== Listed entries ==
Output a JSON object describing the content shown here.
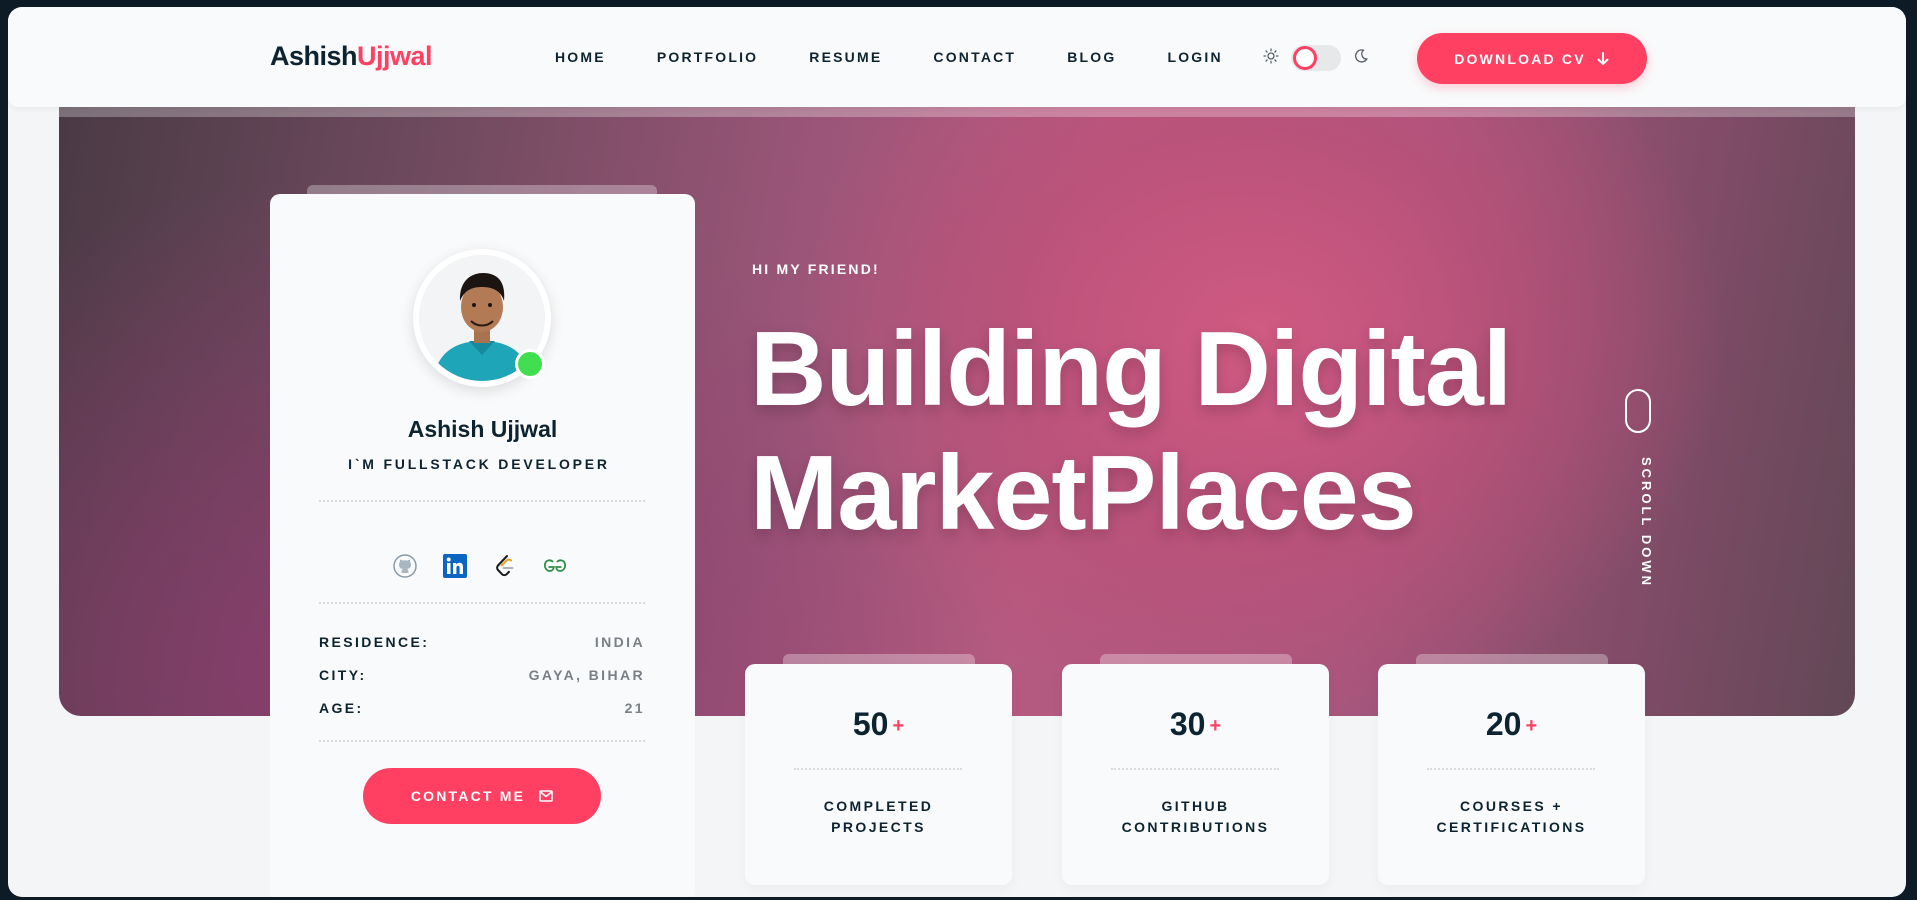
{
  "header": {
    "logo_first": "Ashish",
    "logo_second": "Ujjwal",
    "nav": [
      "HOME",
      "PORTFOLIO",
      "RESUME",
      "CONTACT",
      "BLOG",
      "LOGIN"
    ],
    "download_label": "DOWNLOAD CV"
  },
  "profile": {
    "name": "Ashish Ujjwal",
    "role": "I`M FULLSTACK DEVELOPER",
    "socials": [
      "github-icon",
      "linkedin-icon",
      "leetcode-icon",
      "geeksforgeeks-icon"
    ],
    "info": [
      {
        "key": "RESIDENCE:",
        "value": "INDIA"
      },
      {
        "key": "CITY:",
        "value": "GAYA, BIHAR"
      },
      {
        "key": "AGE:",
        "value": "21"
      }
    ],
    "contact_label": "CONTACT ME"
  },
  "hero": {
    "kicker": "HI MY FRIEND!",
    "headline_line1": "Building Digital",
    "headline_line2": "MarketPlaces",
    "scroll_label": "SCROLL DOWN"
  },
  "stats": [
    {
      "value": "50",
      "suffix": "+",
      "label_line1": "COMPLETED",
      "label_line2": "PROJECTS"
    },
    {
      "value": "30",
      "suffix": "+",
      "label_line1": "GITHUB",
      "label_line2": "CONTRIBUTIONS"
    },
    {
      "value": "20",
      "suffix": "+",
      "label_line1": "COURSES +",
      "label_line2": "CERTIFICATIONS"
    }
  ],
  "colors": {
    "accent": "#ff4062",
    "dark": "#0d2430",
    "online": "#40de50"
  }
}
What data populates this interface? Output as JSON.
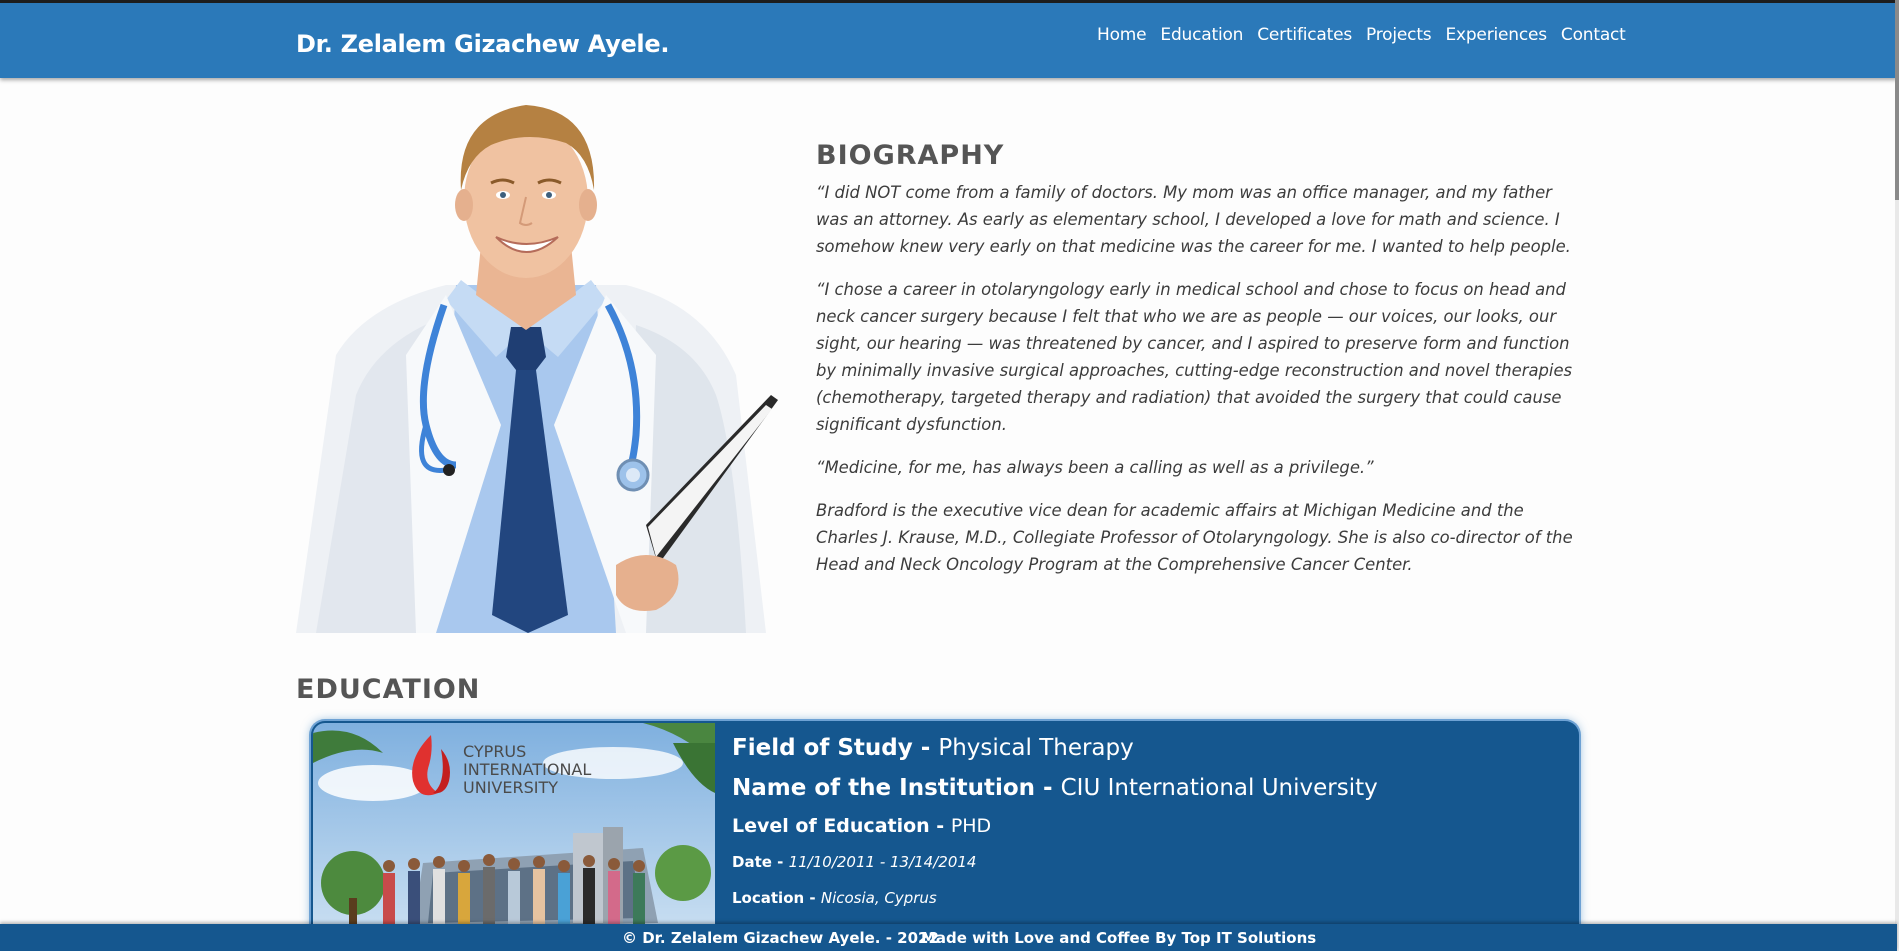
{
  "header": {
    "brand": "Dr. Zelalem Gizachew Ayele.",
    "nav": [
      "Home",
      "Education",
      "Certificates",
      "Projects",
      "Experiences",
      "Contact"
    ]
  },
  "biography": {
    "title": "BIOGRAPHY",
    "paragraphs": [
      "“I did NOT come from a family of doctors. My mom was an office manager, and my father was an attorney. As early as elementary school, I developed a love for math and science. I somehow knew very early on that medicine was the career for me. I wanted to help people.",
      "“I chose a career in otolaryngology early in medical school and chose to focus on head and neck cancer surgery because I felt that who we are as people — our voices, our looks, our sight, our hearing — was threatened by cancer, and I aspired to preserve form and function by minimally invasive surgical approaches, cutting-edge reconstruction and novel therapies (chemotherapy, targeted therapy and radiation) that avoided the surgery that could cause significant dysfunction.",
      "“Medicine, for me, has always been a calling as well as a privilege.”",
      "Bradford is the executive vice dean for academic affairs at Michigan Medicine and the Charles J. Krause, M.D., Collegiate Professor of Otolaryngology. She is also co-director of the Head and Neck Oncology Program at the Comprehensive Cancer Center."
    ]
  },
  "education": {
    "title": "EDUCATION",
    "card": {
      "logo_line1": "CYPRUS",
      "logo_line2": "INTERNATIONAL",
      "logo_line3": "UNIVERSITY",
      "field_label": "Field of Study - ",
      "field_value": "Physical Therapy",
      "institution_label": "Name of the Institution - ",
      "institution_value": "CIU International University",
      "level_label": "Level of Education - ",
      "level_value": "PHD",
      "date_label": "Date - ",
      "date_value": "11/10/2011 - 13/14/2014",
      "location_label": "Location - ",
      "location_value": "Nicosia, Cyprus"
    }
  },
  "footer": {
    "copyright": "© Dr. Zelalem Gizachew Ayele. - 2022",
    "made_with": "Made with Love and Coffee By Top IT Solutions"
  },
  "colors": {
    "header_bg": "#2b79b9",
    "card_bg": "#15578f",
    "footer_bg": "#15578f",
    "heading_text": "#555555"
  }
}
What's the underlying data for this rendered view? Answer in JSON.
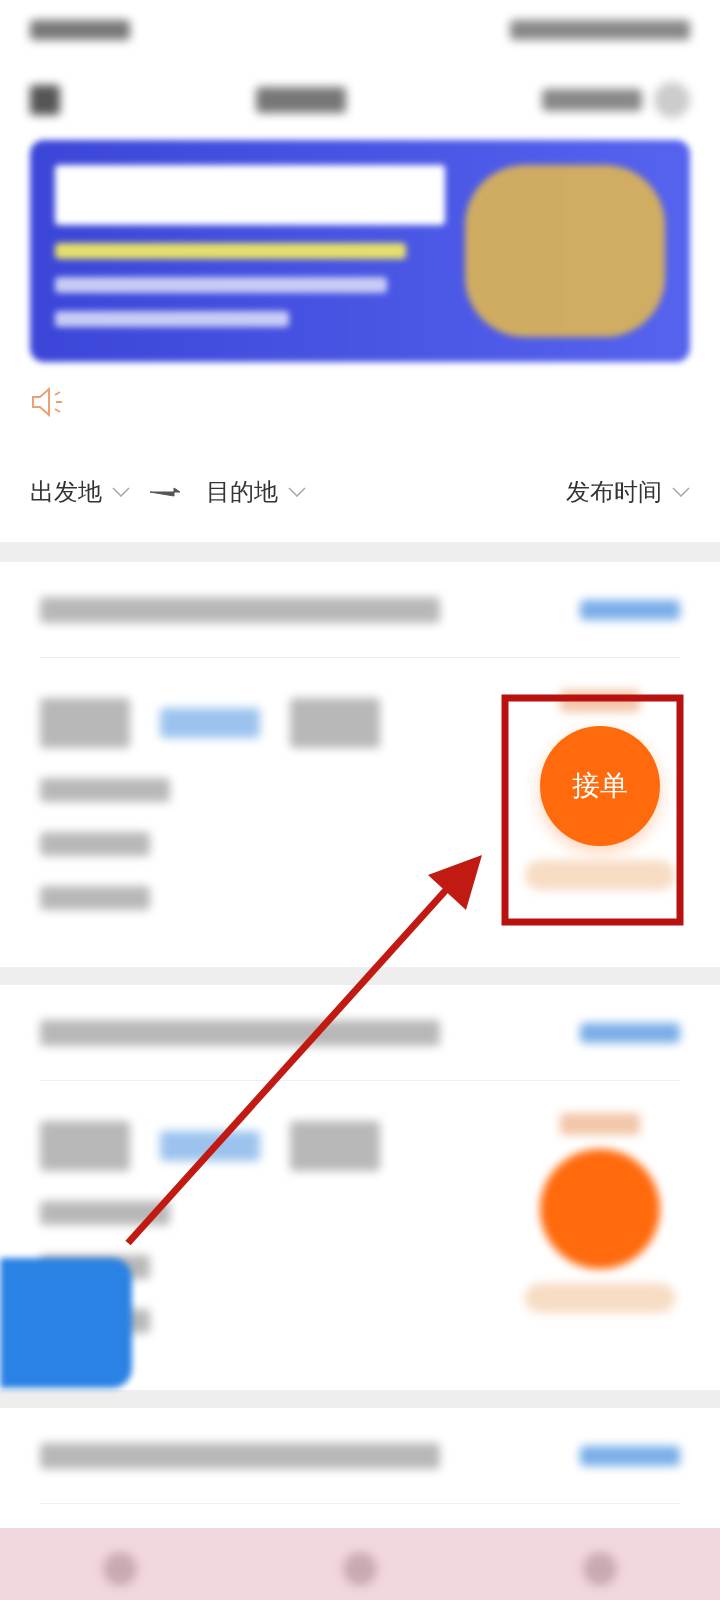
{
  "filters": [
    {
      "label": "出发地",
      "kind": "dropdown"
    },
    {
      "kind": "arrow"
    },
    {
      "label": "目的地",
      "kind": "dropdown"
    },
    {
      "label": "发布时间",
      "kind": "dropdown"
    }
  ],
  "orders": [
    {
      "kind": "full",
      "button_label": "接单"
    },
    {
      "kind": "full"
    },
    {
      "kind": "header"
    }
  ],
  "annotation": {
    "kind": "box_and_arrow"
  }
}
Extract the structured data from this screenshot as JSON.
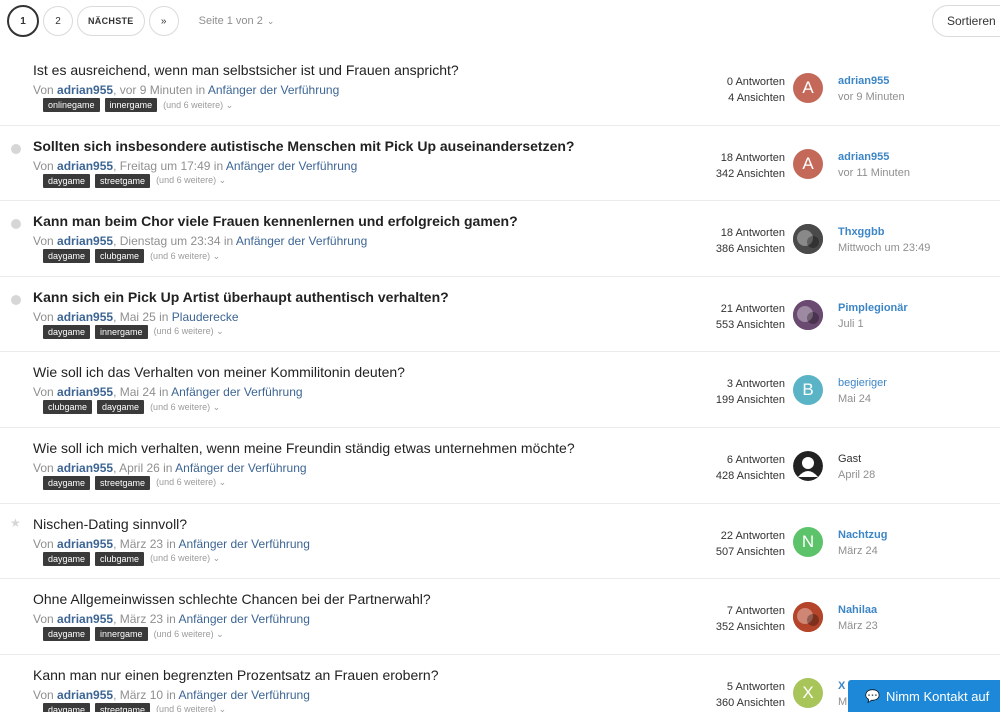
{
  "pagination": {
    "pages": [
      "1",
      "2"
    ],
    "next_label": "NÄCHSTE",
    "last_label": "»",
    "page_info": "Seite 1 von 2",
    "chevron": "⌄"
  },
  "sort_label": "Sortieren",
  "contact_label": "Nimm Kontakt auf",
  "colors": {
    "link": "#3d6594",
    "user_link": "#3d86c6",
    "tag_bg": "#3a3a3a",
    "contact": "#1e88d8"
  },
  "topics": [
    {
      "title": "Ist es ausreichend, wenn man selbstsicher ist und Frauen anspricht?",
      "bold": false,
      "marker": "none",
      "by": "Von",
      "author": "adrian955",
      "date": ", vor 9 Minuten in ",
      "forum": "Anfänger der Verführung",
      "tags": [
        "onlinegame",
        "innergame"
      ],
      "more": "(und 6 weitere) ⌄",
      "replies": "0 Antworten",
      "views": "4 Ansichten",
      "avatar": {
        "letter": "A",
        "bg": "#c4695a",
        "icon": "letter-avatar-icon"
      },
      "last_user": "adrian955",
      "last_user_style": "bold",
      "last_time": "vor 9 Minuten"
    },
    {
      "title": "Sollten sich insbesondere autistische Menschen mit Pick Up auseinandersetzen?",
      "bold": true,
      "marker": "dot",
      "by": "Von",
      "author": "adrian955",
      "date": ", Freitag um 17:49 in ",
      "forum": "Anfänger der Verführung",
      "tags": [
        "daygame",
        "streetgame"
      ],
      "more": "(und 6 weitere) ⌄",
      "replies": "18 Antworten",
      "views": "342 Ansichten",
      "avatar": {
        "letter": "A",
        "bg": "#c4695a",
        "icon": "letter-avatar-icon"
      },
      "last_user": "adrian955",
      "last_user_style": "bold",
      "last_time": "vor 11 Minuten"
    },
    {
      "title": "Kann man beim Chor viele Frauen kennenlernen und erfolgreich gamen?",
      "bold": true,
      "marker": "dot",
      "by": "Von",
      "author": "adrian955",
      "date": ", Dienstag um 23:34 in ",
      "forum": "Anfänger der Verführung",
      "tags": [
        "daygame",
        "clubgame"
      ],
      "more": "(und 6 weitere) ⌄",
      "replies": "18 Antworten",
      "views": "386 Ansichten",
      "avatar": {
        "letter": "",
        "bg": "#4a4a4a",
        "icon": "photo-avatar-icon"
      },
      "last_user": "Thxggbb",
      "last_user_style": "bold",
      "last_time": "Mittwoch um 23:49"
    },
    {
      "title": "Kann sich ein Pick Up Artist überhaupt authentisch verhalten?",
      "bold": true,
      "marker": "dot",
      "by": "Von",
      "author": "adrian955",
      "date": ", Mai 25 in ",
      "forum": "Plauderecke",
      "tags": [
        "daygame",
        "innergame"
      ],
      "more": "(und 6 weitere) ⌄",
      "replies": "21 Antworten",
      "views": "553 Ansichten",
      "avatar": {
        "letter": "",
        "bg": "#6b4a72",
        "icon": "photo-avatar-icon"
      },
      "last_user": "Pimplegionär",
      "last_user_style": "bold",
      "last_time": "Juli 1"
    },
    {
      "title": "Wie soll ich das Verhalten von meiner Kommilitonin deuten?",
      "bold": false,
      "marker": "none",
      "by": "Von",
      "author": "adrian955",
      "date": ", Mai 24 in ",
      "forum": "Anfänger der Verführung",
      "tags": [
        "clubgame",
        "daygame"
      ],
      "more": "(und 6 weitere) ⌄",
      "replies": "3 Antworten",
      "views": "199 Ansichten",
      "avatar": {
        "letter": "B",
        "bg": "#5bb4c6",
        "icon": "letter-avatar-icon"
      },
      "last_user": "begieriger",
      "last_user_style": "plain",
      "last_time": "Mai 24"
    },
    {
      "title": "Wie soll ich mich verhalten, wenn meine Freundin ständig etwas unternehmen möchte?",
      "bold": false,
      "marker": "none",
      "by": "Von",
      "author": "adrian955",
      "date": ", April 26 in ",
      "forum": "Anfänger der Verführung",
      "tags": [
        "daygame",
        "streetgame"
      ],
      "more": "(und 6 weitere) ⌄",
      "replies": "6 Antworten",
      "views": "428 Ansichten",
      "avatar": {
        "letter": "",
        "bg": "#ffffff",
        "icon": "guest-avatar-icon"
      },
      "last_user": "Gast",
      "last_user_style": "guest",
      "last_time": "April 28"
    },
    {
      "title": "Nischen-Dating sinnvoll?",
      "bold": false,
      "marker": "star",
      "by": "Von",
      "author": "adrian955",
      "date": ", März 23 in ",
      "forum": "Anfänger der Verführung",
      "tags": [
        "daygame",
        "clubgame"
      ],
      "more": "(und 6 weitere) ⌄",
      "replies": "22 Antworten",
      "views": "507 Ansichten",
      "avatar": {
        "letter": "N",
        "bg": "#5cc36a",
        "icon": "letter-avatar-icon"
      },
      "last_user": "Nachtzug",
      "last_user_style": "bold",
      "last_time": "März 24"
    },
    {
      "title": "Ohne Allgemeinwissen schlechte Chancen bei der Partnerwahl?",
      "bold": false,
      "marker": "none",
      "by": "Von",
      "author": "adrian955",
      "date": ", März 23 in ",
      "forum": "Anfänger der Verführung",
      "tags": [
        "daygame",
        "innergame"
      ],
      "more": "(und 6 weitere) ⌄",
      "replies": "7 Antworten",
      "views": "352 Ansichten",
      "avatar": {
        "letter": "",
        "bg": "#b5452a",
        "icon": "photo-avatar-icon"
      },
      "last_user": "Nahilaa",
      "last_user_style": "bold",
      "last_time": "März 23"
    },
    {
      "title": "Kann man nur einen begrenzten Prozentsatz an Frauen erobern?",
      "bold": false,
      "marker": "none",
      "by": "Von",
      "author": "adrian955",
      "date": ", März 10 in ",
      "forum": "Anfänger der Verführung",
      "tags": [
        "daygame",
        "streetgame"
      ],
      "more": "(und 6 weitere) ⌄",
      "replies": "5 Antworten",
      "views": "360 Ansichten",
      "avatar": {
        "letter": "X",
        "bg": "#a8c55a",
        "icon": "letter-avatar-icon"
      },
      "last_user": "X",
      "last_user_style": "bold",
      "last_time": "M"
    }
  ]
}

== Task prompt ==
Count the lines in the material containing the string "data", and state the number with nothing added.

== Result ==
3